Vice Adm. William McRaven, the man who commanded the operation to kill Osama bin Laden, on Tuesday defended the use of night raids by U.S. special operation forces in Afghanistan.
Afghan President Hamid Karzai has argued that the stealth kill-or-capture missions carried out in the dead of night have left too many innocent civilians dead and undermines the public’s trust in NATO forces and the Afghan government. Karzai has threatened to prohibit American forces from conducting such raids.
But speaking before the Senate Armed Services Committee on Tuesday, McRaven—who has been tapped by President Obama to be the next head of the Special Operations Command—said that the operations are often misconstrued as violent.
Prompted by questioning from Sen. Lindsey Graham, R-S.C., McRaven suggested putting an end to American-led night raids would “be detrimental to the special-operations aspect of the fight in Afghanistan,” said McRaven, who was making his first public appearance since the successful bin Laden operation in May.
McRaven, who until recently headed the elite, terrorist-hunting Joint Special Operations Command, said over the last 12 months his task force had conducted approximately 1,700 night raids in Afghanistan.
“I think what is lost on a lot of folks is that approximately 84 (percent) to 86 percent of those missions we never fired a shot,” McRaven said.
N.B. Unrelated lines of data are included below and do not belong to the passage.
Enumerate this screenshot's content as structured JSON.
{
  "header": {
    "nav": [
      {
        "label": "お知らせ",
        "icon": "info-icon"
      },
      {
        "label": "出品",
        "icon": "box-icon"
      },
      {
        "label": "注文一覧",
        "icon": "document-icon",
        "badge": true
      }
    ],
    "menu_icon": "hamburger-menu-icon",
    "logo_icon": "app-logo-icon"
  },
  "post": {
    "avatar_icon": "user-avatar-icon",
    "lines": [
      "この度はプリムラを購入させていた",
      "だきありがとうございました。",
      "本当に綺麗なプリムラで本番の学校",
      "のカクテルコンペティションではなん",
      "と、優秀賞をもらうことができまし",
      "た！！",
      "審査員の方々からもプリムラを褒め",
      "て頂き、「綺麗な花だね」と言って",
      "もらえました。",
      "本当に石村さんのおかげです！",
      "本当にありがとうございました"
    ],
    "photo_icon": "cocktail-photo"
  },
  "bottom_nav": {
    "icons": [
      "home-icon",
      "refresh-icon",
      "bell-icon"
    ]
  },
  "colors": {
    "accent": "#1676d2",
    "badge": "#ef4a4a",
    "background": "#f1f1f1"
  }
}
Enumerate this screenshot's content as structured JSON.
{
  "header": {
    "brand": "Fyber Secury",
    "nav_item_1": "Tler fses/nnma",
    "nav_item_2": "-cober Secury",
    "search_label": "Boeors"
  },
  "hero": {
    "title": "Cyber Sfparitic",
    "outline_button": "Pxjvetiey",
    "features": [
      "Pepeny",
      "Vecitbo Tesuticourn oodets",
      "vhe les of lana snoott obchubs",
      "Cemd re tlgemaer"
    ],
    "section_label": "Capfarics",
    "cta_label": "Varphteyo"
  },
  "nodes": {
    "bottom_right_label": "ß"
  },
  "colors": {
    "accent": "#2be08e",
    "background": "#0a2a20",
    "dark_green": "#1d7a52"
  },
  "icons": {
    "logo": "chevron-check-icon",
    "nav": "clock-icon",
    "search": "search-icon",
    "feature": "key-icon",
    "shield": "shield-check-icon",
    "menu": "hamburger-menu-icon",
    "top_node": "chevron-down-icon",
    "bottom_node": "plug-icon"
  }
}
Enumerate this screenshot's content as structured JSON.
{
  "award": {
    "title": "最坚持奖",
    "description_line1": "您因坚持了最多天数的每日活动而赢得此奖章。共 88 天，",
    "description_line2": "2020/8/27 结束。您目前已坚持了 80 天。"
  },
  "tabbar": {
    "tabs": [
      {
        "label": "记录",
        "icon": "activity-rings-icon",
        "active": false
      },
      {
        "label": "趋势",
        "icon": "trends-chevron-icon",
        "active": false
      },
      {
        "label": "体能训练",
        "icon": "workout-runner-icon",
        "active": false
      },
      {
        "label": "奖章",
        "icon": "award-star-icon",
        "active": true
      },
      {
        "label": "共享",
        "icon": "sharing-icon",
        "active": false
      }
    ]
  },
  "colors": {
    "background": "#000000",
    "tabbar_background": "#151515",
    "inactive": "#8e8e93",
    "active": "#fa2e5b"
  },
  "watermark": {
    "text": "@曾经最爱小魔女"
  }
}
With the U.S. military beginning its drawdown of 33,000 surge troops next month, U.S. commanders may have to become more reliant on counterterrorism tactics of hunting and killing terrorists through night raids and drone strikes as the U.S. troop presence diminishes. But on Tuesday, McRaven and Lt. Gen. John Allen, Obama’s nominee to the next top commander in Afghanistan, said that there are still enough troops in Afghanistan to carry out a counterinsurgency strategy focused on securing the population.
“There will continue to be a counterterrorism dimension to the overarching counterinsurgency campaign, and as time passes, as conditions in the battle space evolve, as we approach 2014 and as we define our long-term relationship with Afghanistan, we may well see that the development of [counterterrorism] will become even more important as time goes on,” Allen said.
The use of night raids by American forces has long been controversial in the decade-old war. Under Gen. Stanley McChrystal, special operations forces dialed back the use of night raids after criticism from Karzai and other Afghan leaders. But once Gen. David Petraeus assumed control of the International Security Assistance Force last year, night raids once again became a cornerstone of the American strategy.
In May, Karzai’s office again criticized the night raids and called for any nighttime operations to be carried out by Afghan troops after night raids in Khost and Takhar provinces left civilians dead.